Data about app and page elements
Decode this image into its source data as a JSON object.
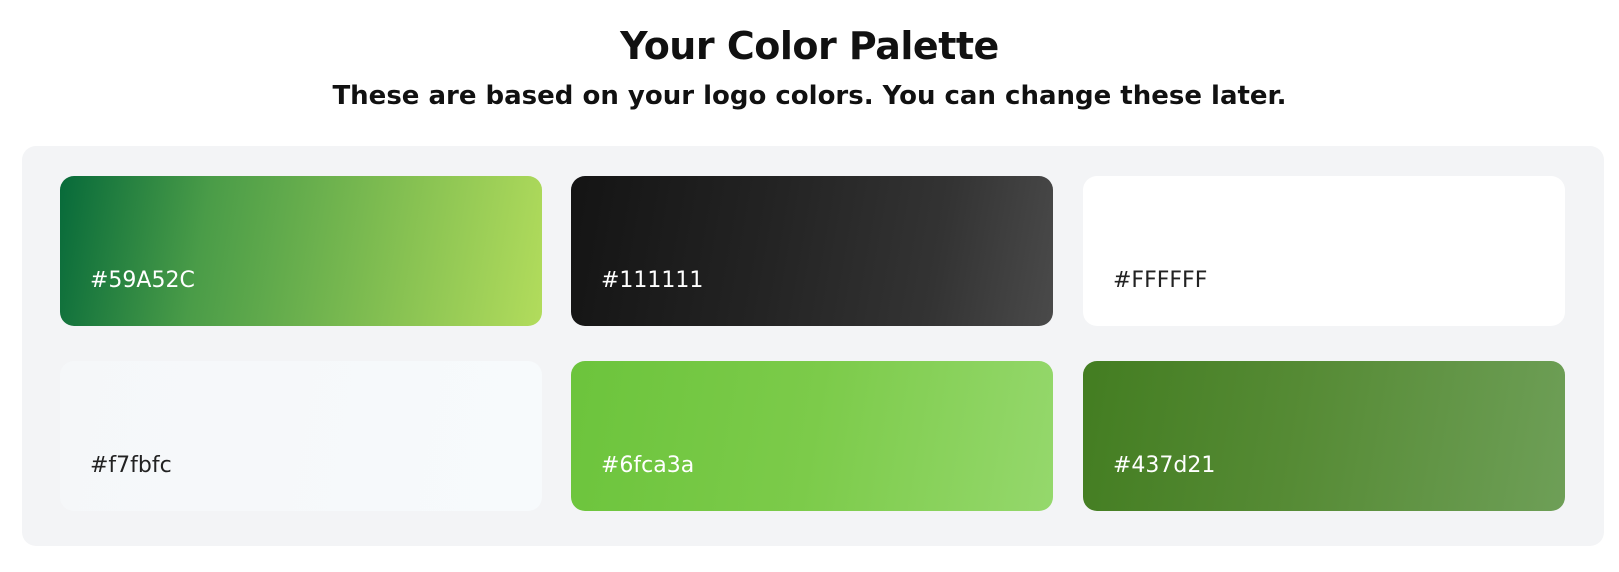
{
  "header": {
    "title": "Your Color Palette",
    "subtitle": "These are based on your logo colors. You can change these later."
  },
  "palette": {
    "swatches": [
      {
        "hex": "#59A52C",
        "color": "#59A52C"
      },
      {
        "hex": "#111111",
        "color": "#111111"
      },
      {
        "hex": "#FFFFFF",
        "color": "#FFFFFF"
      },
      {
        "hex": "#f7fbfc",
        "color": "#f7fbfc"
      },
      {
        "hex": "#6fca3a",
        "color": "#6fca3a"
      },
      {
        "hex": "#437d21",
        "color": "#437d21"
      }
    ]
  }
}
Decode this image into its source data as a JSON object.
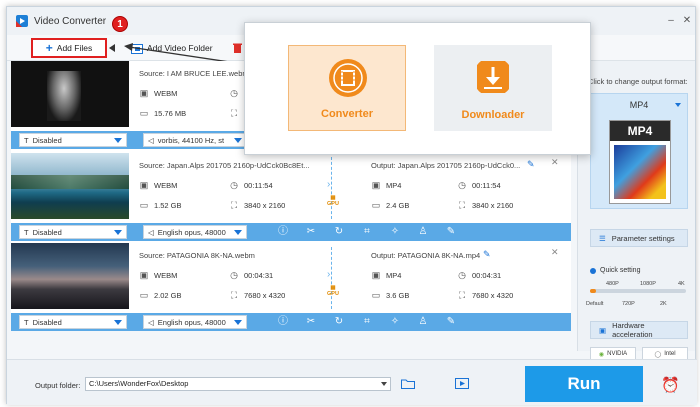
{
  "window": {
    "title": "Video Converter",
    "step_badge": "1"
  },
  "toolbar": {
    "add_files": "Add Files",
    "add_video_folder": "Add Video Folder"
  },
  "popup": {
    "converter": "Converter",
    "downloader": "Downloader"
  },
  "files": [
    {
      "source": "Source: I AM BRUCE LEE.webm",
      "format": "WEBM",
      "size": "15.76 MB",
      "subtitle": "Disabled",
      "audio": "vorbis, 44100 Hz, st"
    },
    {
      "source": "Source: Japan.Alps 201705 2160p-UdCck0Bc8Et...",
      "format": "WEBM",
      "duration": "00:11:54",
      "size": "1.52 GB",
      "resolution": "3840 x 2160",
      "output": "Output: Japan.Alps 201705 2160p-UdCck0...",
      "out_format": "MP4",
      "out_duration": "00:11:54",
      "out_size": "2.4 GB",
      "out_resolution": "3840 x 2160",
      "subtitle": "Disabled",
      "audio": "English opus, 48000"
    },
    {
      "source": "Source: PATAGONIA 8K-NA.webm",
      "format": "WEBM",
      "duration": "00:04:31",
      "size": "2.02 GB",
      "resolution": "7680 x 4320",
      "output": "Output: PATAGONIA 8K-NA.mp4",
      "out_format": "MP4",
      "out_duration": "00:04:31",
      "out_size": "3.6 GB",
      "out_resolution": "7680 x 4320",
      "subtitle": "Disabled",
      "audio": "English opus, 48000"
    }
  ],
  "gpu_label": "GPU",
  "sidebar": {
    "hint": "Click to change output format:",
    "format": "MP4",
    "format_icon_text": "MP4",
    "parameter_settings": "Parameter settings",
    "quick_setting": "Quick setting",
    "ticks_top": [
      "480P",
      "1080P",
      "4K"
    ],
    "ticks_bottom": [
      "Default",
      "720P",
      "2K"
    ],
    "quality_level": 0.06,
    "hardware_acceleration": "Hardware acceleration",
    "nvidia": "NVIDIA",
    "intel": "Intel"
  },
  "bottom": {
    "output_folder_label": "Output folder:",
    "output_folder_value": "C:\\Users\\WonderFox\\Desktop",
    "run": "Run"
  },
  "colors": {
    "accent": "#1d9ae8",
    "orange": "#f08a1c",
    "badge_red": "#e02020"
  }
}
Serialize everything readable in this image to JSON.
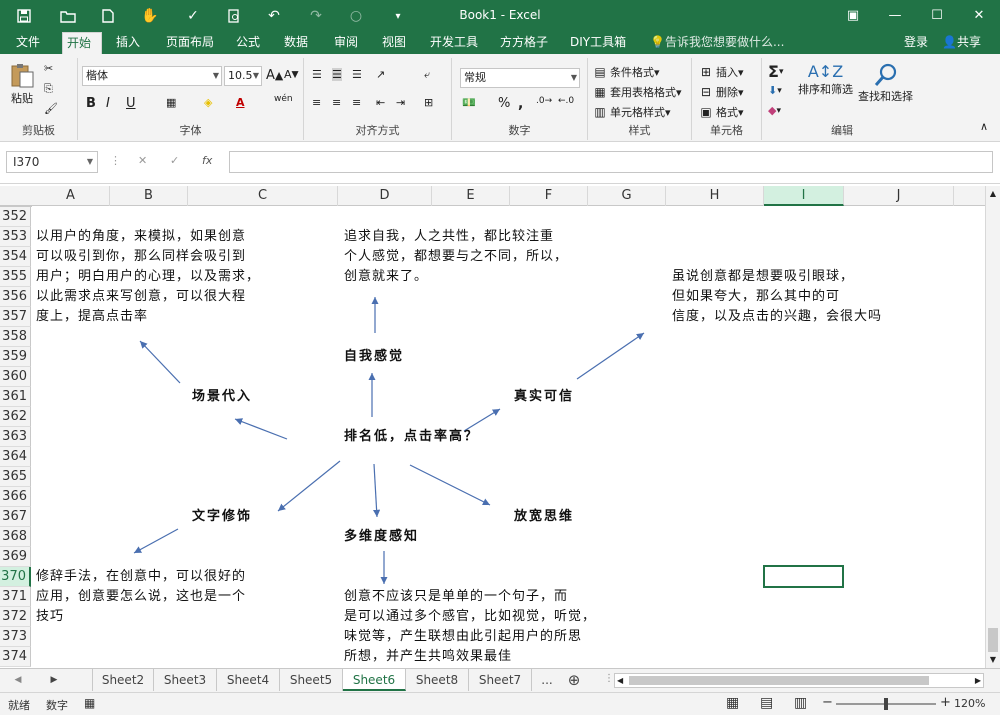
{
  "title": "Book1 - Excel",
  "quick_access": [
    "save-icon",
    "open-icon",
    "new-icon",
    "touch-icon",
    "spellcheck-icon",
    "print-preview-icon",
    "undo-icon",
    "redo-icon",
    "circle-icon",
    "customize-icon"
  ],
  "tabs": [
    {
      "label": "文件",
      "active": false
    },
    {
      "label": "开始",
      "active": true
    },
    {
      "label": "插入",
      "active": false
    },
    {
      "label": "页面布局",
      "active": false
    },
    {
      "label": "公式",
      "active": false
    },
    {
      "label": "数据",
      "active": false
    },
    {
      "label": "审阅",
      "active": false
    },
    {
      "label": "视图",
      "active": false
    },
    {
      "label": "开发工具",
      "active": false
    },
    {
      "label": "方方格子",
      "active": false
    },
    {
      "label": "DIY工具箱",
      "active": false
    }
  ],
  "tell_me": "告诉我您想要做什么...",
  "login": "登录",
  "share": "共享",
  "ribbon": {
    "clipboard": {
      "label": "剪贴板",
      "paste": "粘贴"
    },
    "font": {
      "label": "字体",
      "name": "楷体",
      "size": "10.5",
      "bold": "B",
      "italic": "I",
      "underline": "U",
      "phonetic": "wén"
    },
    "alignment": {
      "label": "对齐方式"
    },
    "number": {
      "label": "数字",
      "format": "常规",
      "percent": "%",
      "comma": ","
    },
    "styles": {
      "label": "样式",
      "conditional": "条件格式",
      "table": "套用表格格式",
      "cell": "单元格样式"
    },
    "cells": {
      "label": "单元格",
      "insert": "插入",
      "delete": "删除",
      "format": "格式"
    },
    "editing": {
      "label": "编辑",
      "sort": "排序和筛选",
      "find": "查找和选择"
    }
  },
  "name_box": "I370",
  "fx": "fx",
  "columns": [
    "A",
    "B",
    "C",
    "D",
    "E",
    "F",
    "G",
    "H",
    "I",
    "J"
  ],
  "selected_column": "I",
  "rows": [
    "352",
    "353",
    "354",
    "355",
    "356",
    "357",
    "358",
    "359",
    "360",
    "361",
    "362",
    "363",
    "364",
    "365",
    "366",
    "367",
    "368",
    "369",
    "370",
    "371",
    "372",
    "373",
    "374"
  ],
  "selected_row": "370",
  "content": {
    "text_scenario": [
      "以用户的角度，来模拟，如果创意",
      "可以吸引到你，那么同样会吸引到",
      "用户；明白用户的心理，以及需求，",
      "以此需求点来写创意，可以很大程",
      "度上，提高点击率"
    ],
    "text_self": [
      "追求自我，人之共性，都比较注重",
      "个人感觉，都想要与之不同，所以，",
      "创意就来了。"
    ],
    "text_real": [
      "虽说创意都是想要吸引眼球，",
      "但如果夸大，那么其中的可",
      "信度，以及点击的兴趣，会很大吗"
    ],
    "text_rhetoric": [
      "修辞手法，在创意中，可以很好的",
      "应用，创意要怎么说，这也是一个",
      "技巧"
    ],
    "text_multi": [
      "创意不应该只是单单的一个句子，而",
      "是可以通过多个感官，比如视觉，听觉，",
      "味觉等，产生联想由此引起用户的所思",
      "所想，并产生共鸣效果最佳"
    ],
    "node_center": "排名低，点击率高？",
    "node_self": "自我感觉",
    "node_scenario": "场景代入",
    "node_real": "真实可信",
    "node_rhetoric": "文字修饰",
    "node_widen": "放宽思维",
    "node_multi": "多维度感知"
  },
  "sheets": [
    {
      "label": "Sheet2",
      "active": false
    },
    {
      "label": "Sheet3",
      "active": false
    },
    {
      "label": "Sheet4",
      "active": false
    },
    {
      "label": "Sheet5",
      "active": false
    },
    {
      "label": "Sheet6",
      "active": true
    },
    {
      "label": "Sheet8",
      "active": false
    },
    {
      "label": "Sheet7",
      "active": false
    }
  ],
  "more_sheets": "...",
  "status": {
    "ready": "就绪",
    "numlock": "数字",
    "zoom": "120%"
  }
}
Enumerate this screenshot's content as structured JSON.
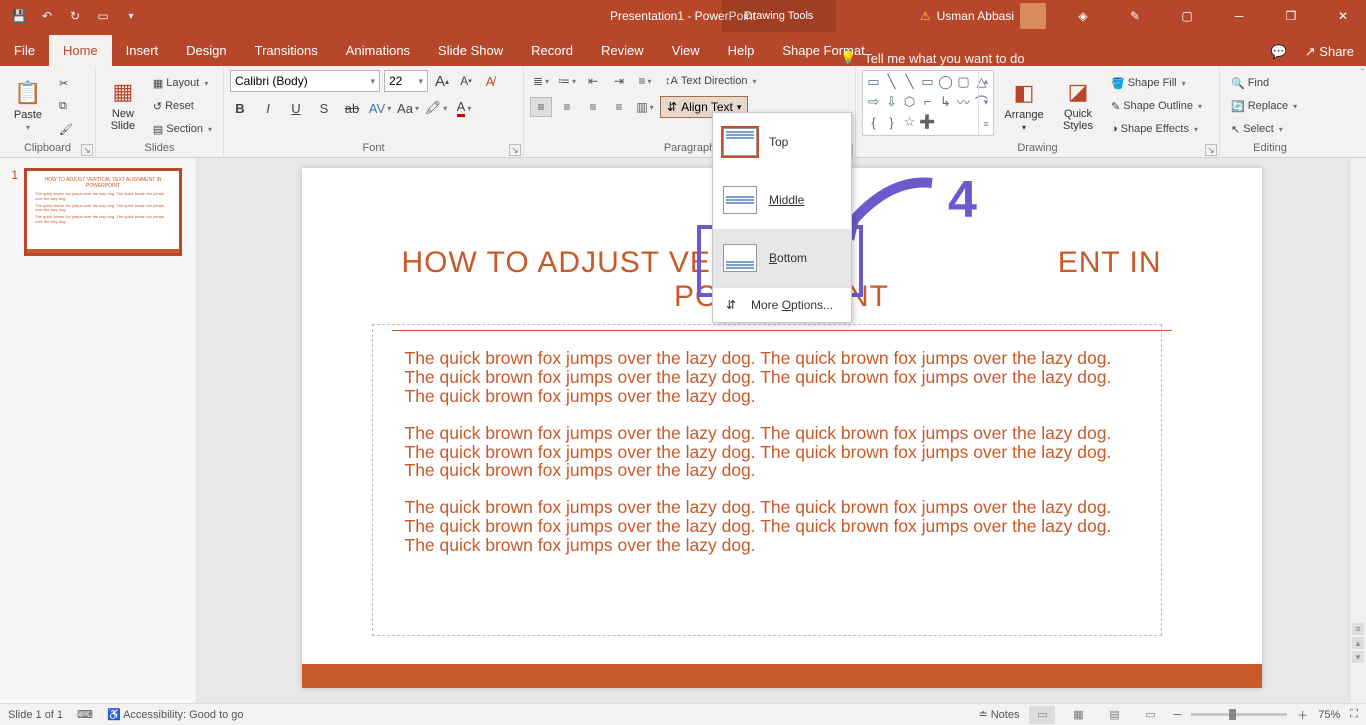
{
  "title": "Presentation1  -  PowerPoint",
  "context_tab": "Drawing Tools",
  "user": "Usman Abbasi",
  "tabs": [
    "File",
    "Home",
    "Insert",
    "Design",
    "Transitions",
    "Animations",
    "Slide Show",
    "Record",
    "Review",
    "View",
    "Help",
    "Shape Format"
  ],
  "tellme": "Tell me what you want to do",
  "share": "Share",
  "groups": {
    "clipboard": "Clipboard",
    "slides": "Slides",
    "font": "Font",
    "paragraph": "Paragraph",
    "drawing": "Drawing",
    "editing": "Editing"
  },
  "clipboard": {
    "paste": "Paste"
  },
  "slides": {
    "new": "New\nSlide",
    "layout": "Layout",
    "reset": "Reset",
    "section": "Section"
  },
  "font": {
    "name": "Calibri (Body)",
    "size": "22"
  },
  "paragraph": {
    "text_direction": "Text Direction",
    "align_text": "Align Text",
    "smartart": ""
  },
  "dropdown": {
    "top": "Top",
    "middle": "Middle",
    "bottom": "Bottom",
    "more": "More Options..."
  },
  "drawing": {
    "arrange": "Arrange",
    "quick": "Quick\nStyles",
    "fill": "Shape Fill",
    "outline": "Shape Outline",
    "effects": "Shape Effects"
  },
  "editing": {
    "find": "Find",
    "replace": "Replace",
    "select": "Select"
  },
  "annotation_number": "4",
  "slide": {
    "title": "HOW TO  ADJUST VERTICAL TEXT ALIGNMENT IN POWERPOINT",
    "title_masked_a": "HOW TO  ADJUST VERTICAL T",
    "title_masked_b": "ENT IN POWERPOINT",
    "para": "The quick brown fox jumps over the lazy dog. The quick brown fox jumps over the lazy dog. The quick brown fox jumps over the lazy dog. The quick brown fox jumps over the lazy dog. The quick brown fox jumps over the lazy dog."
  },
  "thumb_num": "1",
  "status": {
    "slide": "Slide 1 of 1",
    "access": "Accessibility: Good to go",
    "notes": "Notes",
    "zoom": "75%"
  }
}
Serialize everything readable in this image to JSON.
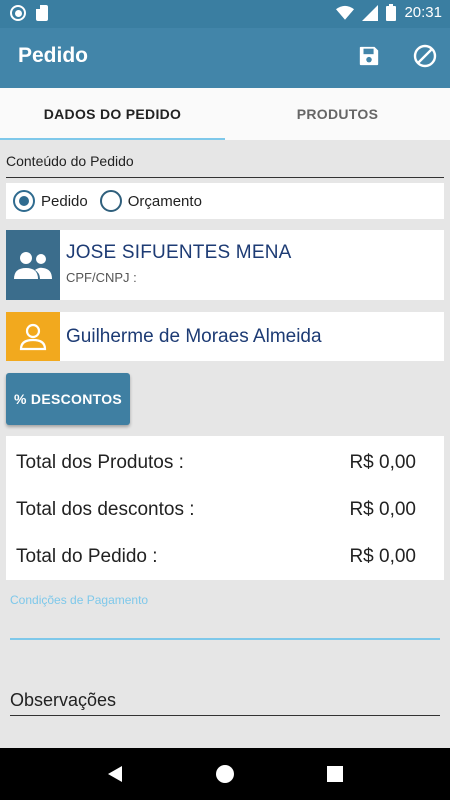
{
  "status_bar": {
    "time": "20:31"
  },
  "app_bar": {
    "title": "Pedido",
    "save_icon": "save-icon",
    "cancel_icon": "block-icon"
  },
  "tabs": [
    {
      "label": "DADOS DO PEDIDO",
      "active": true
    },
    {
      "label": "PRODUTOS",
      "active": false
    }
  ],
  "content": {
    "section_label": "Conteúdo do Pedido",
    "radio_options": [
      {
        "label": "Pedido",
        "checked": true
      },
      {
        "label": "Orçamento",
        "checked": false
      }
    ],
    "client": {
      "name": "JOSE SIFUENTES MENA",
      "doc_label": "CPF/CNPJ :"
    },
    "seller": {
      "name": "Guilherme de Moraes Almeida"
    },
    "discount_button": "% DESCONTOS",
    "totals": [
      {
        "label": "Total dos Produtos :",
        "value": "R$ 0,00"
      },
      {
        "label": "Total dos descontos :",
        "value": "R$ 0,00"
      },
      {
        "label": "Total do Pedido :",
        "value": "R$ 0,00"
      }
    ],
    "payment_placeholder": "Condições de Pagamento",
    "observations_label": "Observações"
  },
  "colors": {
    "primary": "#4285a9",
    "status_bar": "#3a7ea1",
    "accent": "#7ec8ea",
    "client_avatar_bg": "#3b6d8c",
    "seller_avatar_bg": "#f2a91e",
    "text_blue": "#1d3b74"
  }
}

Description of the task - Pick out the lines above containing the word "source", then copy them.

Task result -
Decode this image into its source data as a JSON object.
Decode this image into its source data as a JSON object.
      "source": "Source: I AM BRUCE LEE.webm",
      "source": "Source: Japan.Alps 201705 2160p-UdCck0Bc8Et...",
      "source": "Source: PATAGONIA 8K-NA.webm",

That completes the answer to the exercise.